- Increase Parent engagement and involvement – regular community events are held where parents and other members of the local community are invited to see what the children have been learning, chat with staff and become more engaged in their child’s education..
Would the uniform change?
Aurora Academies Trust currently has no intentions to change the uniform or current school logo and branding.
Does the Academy follow the National Curriculum?
Yes, the Academy’s core curriculum follows the National Curriculum.
What about collaboration with other schools?
As well as transforming the life chances of pupils enrolled in them, Academies can help drive system-wide improvements through collaboration with other schools. Many established Academies have developed positive links with schools in their area and are keen to offer support to them, or to learn from them.

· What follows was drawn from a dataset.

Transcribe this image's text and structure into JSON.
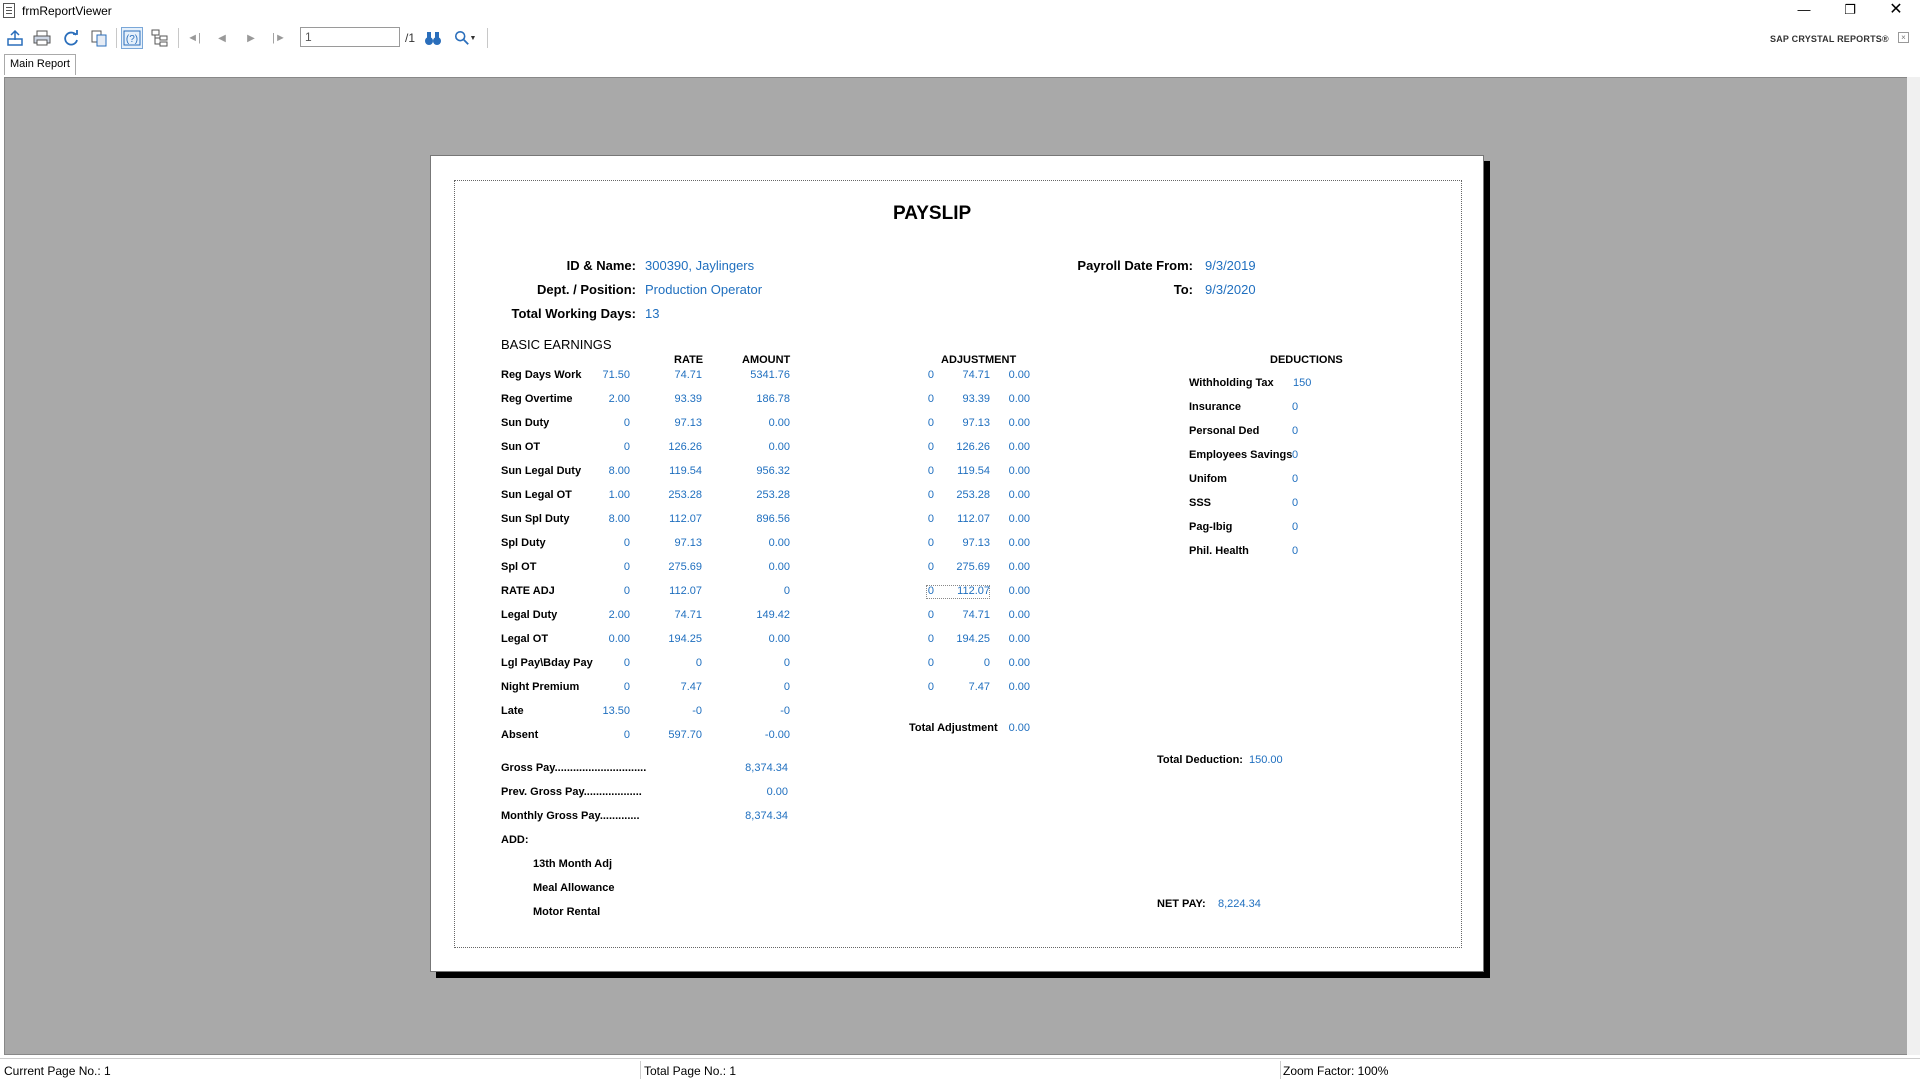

Aurora Academies Trust’s expectation is that the Academy would work collaboratively with neighbouring nurseries and children’s centres, primary, secondary and special schools. King Offa School is an active member of the local primary school cluster and Aurora Academies Trust will continue to participate in this partnership along with Glenleigh Park Academy.
Does the Academy select children according to their ability?
No – the Academy is a comprehensive and inclusive school, open to pupils of all abilities. Academies are not allowed to select children by their academic ability. The Academy would retain the same admission arrangements to those which apply to all maintained community schools in East Sussex.
What about children with SEN?
Academies must adhere to the SEN code of practice and statutory guidance on inclusion. An Academy’s independent status does not affect parents’ rights to appeal to the First-tier Tribunal (Special Educational Needs and Disability).
Do Academies receive more money than local authority schools?
Academies receive the same level of per-pupil funding as they would receive from the local authority as a maintained school, plus additions to cover the services that are no longer provided for them by the local authority. However, Academies have greater freedom over how they use their budgets to best benefit their pupils. Academies receive their funding directly from the Education Funding Agency (EFA – part of the Department for Education) rather than from local authorities.
Do parents have to pay towards the cost of education at the Academy?
No – Academies receive their funding directly from the Department for Education and are funded at a similar level to other maintained schools, so that parents and carers do not have to pay for their children to attend. Academies are allowed to charge for certain activities (such as school trips) in exactly the same ways as maintained school.
Are free school meals available?
Yes – all pupils that are eligible for free school meals still have that entitlement.